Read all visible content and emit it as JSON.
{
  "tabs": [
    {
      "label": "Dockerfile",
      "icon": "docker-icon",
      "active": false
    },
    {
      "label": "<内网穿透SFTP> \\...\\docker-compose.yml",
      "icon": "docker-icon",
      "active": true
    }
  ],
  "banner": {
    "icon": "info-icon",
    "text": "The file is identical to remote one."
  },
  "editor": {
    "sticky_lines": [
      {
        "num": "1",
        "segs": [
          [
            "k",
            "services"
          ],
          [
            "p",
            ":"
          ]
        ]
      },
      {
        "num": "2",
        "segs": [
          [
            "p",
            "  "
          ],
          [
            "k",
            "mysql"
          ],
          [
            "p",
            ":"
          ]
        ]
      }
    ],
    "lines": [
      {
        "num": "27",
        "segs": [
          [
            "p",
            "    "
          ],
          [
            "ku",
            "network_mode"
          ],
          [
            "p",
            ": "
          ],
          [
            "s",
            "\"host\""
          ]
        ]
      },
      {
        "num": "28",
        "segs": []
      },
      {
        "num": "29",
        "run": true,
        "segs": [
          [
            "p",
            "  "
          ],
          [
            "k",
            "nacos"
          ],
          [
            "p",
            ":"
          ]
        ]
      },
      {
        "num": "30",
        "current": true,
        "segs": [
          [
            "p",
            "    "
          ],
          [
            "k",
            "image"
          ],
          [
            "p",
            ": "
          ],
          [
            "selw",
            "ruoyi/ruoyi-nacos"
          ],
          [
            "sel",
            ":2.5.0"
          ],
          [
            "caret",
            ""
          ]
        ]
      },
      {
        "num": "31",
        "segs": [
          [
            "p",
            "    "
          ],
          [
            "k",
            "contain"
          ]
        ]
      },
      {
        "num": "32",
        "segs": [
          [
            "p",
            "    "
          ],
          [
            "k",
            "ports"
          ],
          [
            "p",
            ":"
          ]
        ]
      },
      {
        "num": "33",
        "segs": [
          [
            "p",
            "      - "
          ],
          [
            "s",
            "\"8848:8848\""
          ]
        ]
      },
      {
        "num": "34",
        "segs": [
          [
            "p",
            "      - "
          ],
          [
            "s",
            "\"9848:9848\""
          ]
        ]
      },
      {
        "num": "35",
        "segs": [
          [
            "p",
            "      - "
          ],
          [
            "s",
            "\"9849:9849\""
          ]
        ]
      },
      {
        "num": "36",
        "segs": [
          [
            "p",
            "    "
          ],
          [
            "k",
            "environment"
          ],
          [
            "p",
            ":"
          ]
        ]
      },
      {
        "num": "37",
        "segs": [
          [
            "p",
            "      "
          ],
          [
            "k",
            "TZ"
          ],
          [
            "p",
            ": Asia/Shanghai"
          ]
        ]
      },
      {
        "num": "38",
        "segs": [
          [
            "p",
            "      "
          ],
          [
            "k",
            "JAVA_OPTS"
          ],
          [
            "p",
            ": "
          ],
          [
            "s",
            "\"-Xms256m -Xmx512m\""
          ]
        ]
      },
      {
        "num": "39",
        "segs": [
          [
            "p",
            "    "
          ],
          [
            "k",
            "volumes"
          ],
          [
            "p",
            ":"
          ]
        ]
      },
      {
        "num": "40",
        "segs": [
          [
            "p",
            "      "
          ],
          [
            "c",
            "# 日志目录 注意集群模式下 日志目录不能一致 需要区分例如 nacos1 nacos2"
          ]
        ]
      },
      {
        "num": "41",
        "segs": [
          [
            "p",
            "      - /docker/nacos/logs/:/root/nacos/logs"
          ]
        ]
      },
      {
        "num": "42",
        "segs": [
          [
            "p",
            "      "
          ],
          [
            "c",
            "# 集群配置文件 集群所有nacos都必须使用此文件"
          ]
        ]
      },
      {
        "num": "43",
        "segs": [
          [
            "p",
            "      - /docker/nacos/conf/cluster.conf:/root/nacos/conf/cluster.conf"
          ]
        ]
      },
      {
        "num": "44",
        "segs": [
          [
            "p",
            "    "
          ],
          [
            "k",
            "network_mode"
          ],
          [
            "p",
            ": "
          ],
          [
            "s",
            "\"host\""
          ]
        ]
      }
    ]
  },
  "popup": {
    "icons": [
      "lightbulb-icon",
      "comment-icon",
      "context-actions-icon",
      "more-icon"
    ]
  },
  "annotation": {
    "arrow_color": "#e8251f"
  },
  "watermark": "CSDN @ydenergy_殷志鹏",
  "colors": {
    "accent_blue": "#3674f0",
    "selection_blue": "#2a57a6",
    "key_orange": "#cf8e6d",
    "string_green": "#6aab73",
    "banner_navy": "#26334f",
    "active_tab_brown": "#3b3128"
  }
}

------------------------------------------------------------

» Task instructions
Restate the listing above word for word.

» Solution
Read all visible content and emit it as JSON.
{
  "tabs": [
    {
      "label": "Dockerfile",
      "icon": "docker-icon",
      "active": false
    },
    {
      "label": "<内网穿透SFTP> \\...\\docker-compose.yml",
      "icon": "docker-icon",
      "active": true
    }
  ],
  "banner": {
    "icon": "info-icon",
    "text": "The file is identical to remote one."
  },
  "editor": {
    "sticky_lines": [
      {
        "num": "1",
        "segs": [
          [
            "k",
            "services"
          ],
          [
            "p",
            ":"
          ]
        ]
      },
      {
        "num": "2",
        "segs": [
          [
            "p",
            "  "
          ],
          [
            "k",
            "mysql"
          ],
          [
            "p",
            ":"
          ]
        ]
      }
    ],
    "lines": [
      {
        "num": "27",
        "segs": [
          [
            "p",
            "    "
          ],
          [
            "ku",
            "network_mode"
          ],
          [
            "p",
            ": "
          ],
          [
            "s",
            "\"host\""
          ]
        ]
      },
      {
        "num": "28",
        "segs": []
      },
      {
        "num": "29",
        "run": true,
        "segs": [
          [
            "p",
            "  "
          ],
          [
            "k",
            "nacos"
          ],
          [
            "p",
            ":"
          ]
        ]
      },
      {
        "num": "30",
        "current": true,
        "segs": [
          [
            "p",
            "    "
          ],
          [
            "k",
            "image"
          ],
          [
            "p",
            ": "
          ],
          [
            "selw",
            "ruoyi/ruoyi-nacos"
          ],
          [
            "sel",
            ":2.5.0"
          ],
          [
            "caret",
            ""
          ]
        ]
      },
      {
        "num": "31",
        "segs": [
          [
            "p",
            "    "
          ],
          [
            "k",
            "contain"
          ]
        ]
      },
      {
        "num": "32",
        "segs": [
          [
            "p",
            "    "
          ],
          [
            "k",
            "ports"
          ],
          [
            "p",
            ":"
          ]
        ]
      },
      {
        "num": "33",
        "segs": [
          [
            "p",
            "      - "
          ],
          [
            "s",
            "\"8848:8848\""
          ]
        ]
      },
      {
        "num": "34",
        "segs": [
          [
            "p",
            "      - "
          ],
          [
            "s",
            "\"9848:9848\""
          ]
        ]
      },
      {
        "num": "35",
        "segs": [
          [
            "p",
            "      - "
          ],
          [
            "s",
            "\"9849:9849\""
          ]
        ]
      },
      {
        "num": "36",
        "segs": [
          [
            "p",
            "    "
          ],
          [
            "k",
            "environment"
          ],
          [
            "p",
            ":"
          ]
        ]
      },
      {
        "num": "37",
        "segs": [
          [
            "p",
            "      "
          ],
          [
            "k",
            "TZ"
          ],
          [
            "p",
            ": Asia/Shanghai"
          ]
        ]
      },
      {
        "num": "38",
        "segs": [
          [
            "p",
            "      "
          ],
          [
            "k",
            "JAVA_OPTS"
          ],
          [
            "p",
            ": "
          ],
          [
            "s",
            "\"-Xms256m -Xmx512m\""
          ]
        ]
      },
      {
        "num": "39",
        "segs": [
          [
            "p",
            "    "
          ],
          [
            "k",
            "volumes"
          ],
          [
            "p",
            ":"
          ]
        ]
      },
      {
        "num": "40",
        "segs": [
          [
            "p",
            "      "
          ],
          [
            "c",
            "# 日志目录 注意集群模式下 日志目录不能一致 需要区分例如 nacos1 nacos2"
          ]
        ]
      },
      {
        "num": "41",
        "segs": [
          [
            "p",
            "      - /docker/nacos/logs/:/root/nacos/logs"
          ]
        ]
      },
      {
        "num": "42",
        "segs": [
          [
            "p",
            "      "
          ],
          [
            "c",
            "# 集群配置文件 集群所有nacos都必须使用此文件"
          ]
        ]
      },
      {
        "num": "43",
        "segs": [
          [
            "p",
            "      - /docker/nacos/conf/cluster.conf:/root/nacos/conf/cluster.conf"
          ]
        ]
      },
      {
        "num": "44",
        "segs": [
          [
            "p",
            "    "
          ],
          [
            "k",
            "network_mode"
          ],
          [
            "p",
            ": "
          ],
          [
            "s",
            "\"host\""
          ]
        ]
      }
    ]
  },
  "popup": {
    "icons": [
      "lightbulb-icon",
      "comment-icon",
      "context-actions-icon",
      "more-icon"
    ]
  },
  "annotation": {
    "arrow_color": "#e8251f"
  },
  "watermark": "CSDN @ydenergy_殷志鹏",
  "colors": {
    "accent_blue": "#3674f0",
    "selection_blue": "#2a57a6",
    "key_orange": "#cf8e6d",
    "string_green": "#6aab73",
    "banner_navy": "#26334f",
    "active_tab_brown": "#3b3128"
  }
}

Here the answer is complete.